DLL / API Fuzzing with beSTORM

Background: beSTORM requires two things to be done in order to test DLLs directly: (1) It needs to have a mapping of functions and parameters for this DLL so that beSTORM will know what to fuzz. This is done via the “Build DLL Module” option

(2) beSTORM cannot load and execute the DLL directly since a crash in the DLL will cause the entire parent application to crash (and therefore beSTORM will crash upon a successful finding). To go around this limitation, beSTORM can use a “Minion” to execute the DLL. This minion communicates with beSTORM over a TCP port and thus can run from a separate machine if needed. This is optional: the two applications can communicate even if they run on the same host; the Minion will be the target application to monitor.

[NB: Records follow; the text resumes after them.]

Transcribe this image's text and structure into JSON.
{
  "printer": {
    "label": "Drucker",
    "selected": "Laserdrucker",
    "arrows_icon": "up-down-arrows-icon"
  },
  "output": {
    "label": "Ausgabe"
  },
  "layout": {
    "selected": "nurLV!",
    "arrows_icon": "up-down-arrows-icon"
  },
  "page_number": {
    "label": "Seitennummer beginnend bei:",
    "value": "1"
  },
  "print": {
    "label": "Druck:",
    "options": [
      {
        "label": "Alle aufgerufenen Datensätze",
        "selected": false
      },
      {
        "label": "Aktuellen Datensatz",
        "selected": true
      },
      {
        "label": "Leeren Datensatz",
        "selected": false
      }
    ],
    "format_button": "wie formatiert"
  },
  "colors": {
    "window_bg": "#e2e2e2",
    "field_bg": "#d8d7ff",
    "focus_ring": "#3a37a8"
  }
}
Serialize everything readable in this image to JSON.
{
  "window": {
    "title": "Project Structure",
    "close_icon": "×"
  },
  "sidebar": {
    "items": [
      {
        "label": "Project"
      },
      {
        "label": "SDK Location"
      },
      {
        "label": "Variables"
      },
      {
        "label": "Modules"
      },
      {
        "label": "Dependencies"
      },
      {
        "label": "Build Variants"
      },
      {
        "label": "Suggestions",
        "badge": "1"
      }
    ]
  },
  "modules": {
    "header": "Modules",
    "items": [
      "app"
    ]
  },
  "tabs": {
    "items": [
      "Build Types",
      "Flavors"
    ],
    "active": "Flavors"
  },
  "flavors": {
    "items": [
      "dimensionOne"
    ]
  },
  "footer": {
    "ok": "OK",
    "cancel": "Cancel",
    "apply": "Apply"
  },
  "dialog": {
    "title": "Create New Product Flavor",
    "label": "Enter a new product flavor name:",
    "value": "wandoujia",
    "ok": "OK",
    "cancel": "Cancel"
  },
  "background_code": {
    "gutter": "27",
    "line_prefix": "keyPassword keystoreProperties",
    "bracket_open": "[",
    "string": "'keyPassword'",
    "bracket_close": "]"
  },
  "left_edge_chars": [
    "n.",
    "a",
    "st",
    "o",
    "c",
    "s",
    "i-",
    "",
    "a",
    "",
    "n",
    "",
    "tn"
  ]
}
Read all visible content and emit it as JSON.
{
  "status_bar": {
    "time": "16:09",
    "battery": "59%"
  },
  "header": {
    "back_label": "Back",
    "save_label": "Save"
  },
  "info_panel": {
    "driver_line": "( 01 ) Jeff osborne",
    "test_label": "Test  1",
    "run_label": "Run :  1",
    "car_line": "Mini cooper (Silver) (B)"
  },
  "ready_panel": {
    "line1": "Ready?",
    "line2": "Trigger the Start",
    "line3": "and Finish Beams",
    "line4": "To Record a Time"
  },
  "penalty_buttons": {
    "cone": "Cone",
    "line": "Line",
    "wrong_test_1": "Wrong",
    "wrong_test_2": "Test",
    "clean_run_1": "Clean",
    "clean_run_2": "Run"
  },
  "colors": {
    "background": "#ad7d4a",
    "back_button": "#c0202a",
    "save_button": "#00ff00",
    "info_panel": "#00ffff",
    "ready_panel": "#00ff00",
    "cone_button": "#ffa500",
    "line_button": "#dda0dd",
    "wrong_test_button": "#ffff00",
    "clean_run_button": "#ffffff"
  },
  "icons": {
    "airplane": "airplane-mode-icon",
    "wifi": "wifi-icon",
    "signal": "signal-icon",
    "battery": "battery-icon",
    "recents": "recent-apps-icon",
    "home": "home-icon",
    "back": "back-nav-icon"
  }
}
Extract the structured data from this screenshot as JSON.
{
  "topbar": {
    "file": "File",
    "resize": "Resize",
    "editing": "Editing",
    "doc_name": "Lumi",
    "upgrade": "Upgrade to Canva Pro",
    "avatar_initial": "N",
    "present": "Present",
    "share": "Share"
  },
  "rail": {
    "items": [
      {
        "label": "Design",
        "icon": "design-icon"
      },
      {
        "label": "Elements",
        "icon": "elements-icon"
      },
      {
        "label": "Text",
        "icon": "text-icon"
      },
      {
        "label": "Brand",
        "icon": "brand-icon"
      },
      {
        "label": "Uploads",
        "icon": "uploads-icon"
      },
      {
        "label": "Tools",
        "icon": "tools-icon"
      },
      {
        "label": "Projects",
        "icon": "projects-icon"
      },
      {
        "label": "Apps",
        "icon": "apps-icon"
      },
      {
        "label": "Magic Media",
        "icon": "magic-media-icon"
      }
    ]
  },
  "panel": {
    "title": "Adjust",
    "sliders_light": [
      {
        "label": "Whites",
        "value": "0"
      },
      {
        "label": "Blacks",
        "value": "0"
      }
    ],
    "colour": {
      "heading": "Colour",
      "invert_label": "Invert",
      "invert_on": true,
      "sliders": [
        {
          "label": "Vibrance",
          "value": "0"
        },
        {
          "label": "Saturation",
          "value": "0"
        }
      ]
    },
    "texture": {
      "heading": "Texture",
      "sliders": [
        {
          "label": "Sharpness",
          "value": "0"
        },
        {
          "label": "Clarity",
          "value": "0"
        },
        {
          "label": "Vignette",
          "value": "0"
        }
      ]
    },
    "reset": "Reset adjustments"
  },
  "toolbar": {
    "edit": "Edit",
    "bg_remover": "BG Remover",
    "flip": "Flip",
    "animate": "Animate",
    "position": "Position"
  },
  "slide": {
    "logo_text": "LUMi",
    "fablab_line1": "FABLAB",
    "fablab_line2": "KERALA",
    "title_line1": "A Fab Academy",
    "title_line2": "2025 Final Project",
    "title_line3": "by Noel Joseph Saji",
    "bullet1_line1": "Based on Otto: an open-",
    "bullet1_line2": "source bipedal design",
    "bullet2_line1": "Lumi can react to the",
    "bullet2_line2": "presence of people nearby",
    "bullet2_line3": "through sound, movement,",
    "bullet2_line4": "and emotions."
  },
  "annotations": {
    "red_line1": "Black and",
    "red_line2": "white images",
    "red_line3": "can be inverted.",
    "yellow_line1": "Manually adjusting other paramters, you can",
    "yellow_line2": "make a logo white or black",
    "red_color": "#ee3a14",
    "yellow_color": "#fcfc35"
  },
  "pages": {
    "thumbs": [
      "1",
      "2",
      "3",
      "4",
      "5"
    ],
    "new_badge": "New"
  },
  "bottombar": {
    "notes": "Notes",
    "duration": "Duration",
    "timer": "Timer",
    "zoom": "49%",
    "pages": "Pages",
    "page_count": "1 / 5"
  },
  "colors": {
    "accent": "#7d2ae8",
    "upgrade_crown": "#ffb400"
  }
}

Preparation: Get the list of functions that need to be tested and their parameters. This is typically found in the header files of the DLL that is being tested. Some helper applications (that will provide some, but not all of the required information): – dumpbin.exe (shipped with Microsoft Visual Studio) – DLL Export Viewer: http://www.nirsoft.net/utils/dll_export_viewer.html

Step 1:

On the machine where the DLL is located, start the application beSTORM Minion (which is a part of the beSTORM package) and choose a password for the session:


After choosing the password, the minion will be active, waiting for beSTORM to connect to it and give it further instructions:


NOTE: The minion is capable of receiving commands to execute applications remotely; the password protects from just anyone connecting and running commands remotely, but this application is intended to run on a local network, with no access to it from any external networks. Be aware that while the Minion is active, there is the possibility of anyone who has the password to connect to the Minion and instruct it to run commands on this server.

Step 2:

Run the beSTORM Monitor on the target machine. Select the process beSTORMMinion.exe and enter the hostname where the beSTORM Client (the attack program) is running. If everything is on the same machine, this will be set to localhost. Click on Attach when ready:


Step 3:
On the client machine that will be doing the attack, start beSTORM and click on the ‘New Project’ button:


Step 4:
Give the project a name, accept all other defaults and click “Next”

Step 5:
Choose “Build a DLL (API) module” and enter the address of the target in the “minion host settings” box. If you will be testing a DLL that is on the local machine, use the address


Now, click on the Learn button.


Step 6: 

Fill in the following fields:

DLL to load (this is the name of the DLL to test) Function(the function of the DLL that will be tested) and add the parameters by filling in Parameter value and Parameter type and clicking Add until all function parameters have been added. Make sure to check Fuzz this parameter if you want beSTORM to actively fuzz that particular parameter (recommended for all parameters).

Click on the function operator Add button to add this function and define the next function. The following screenshot shows the result of entering the “Add” function on the DLL Math Utils.dll which is a part of the beSTORM package. The Add function receives 3 parameters: A, B, Size and returns a signed long value:


Step 7:

After adding all the functions, click on Use to use the module you have created.

Step 8: 

The next screen will ask you for environment variables. Here you would enter the Minion’s IP address (in this case, localhost since it will be running on the same machine) and a password to access the Minion:


Step 9:
Select the beSTORM Monitor option and enter the location where the DLL is running (in this case, localhost):


Step 10:
Click ‘Finish’ to end the wizard and save settings as a ‘Project’. The testing will start automatically if the Auto-Start box is checked.


Step 11:
The fuzzing session will begin:


If an exception happens (an attack is successful) a message will pop up briefly to let you know the remote server is not responding.


This indicates a possible vulnerability. Testing will resume in 5 seconds unless Pause Test is pressed.
When the testing is finished, click on ‘Report’ to see a short report.
You can also select “Report”->”Generate Report” from the menu to generate a more complete report of the testing: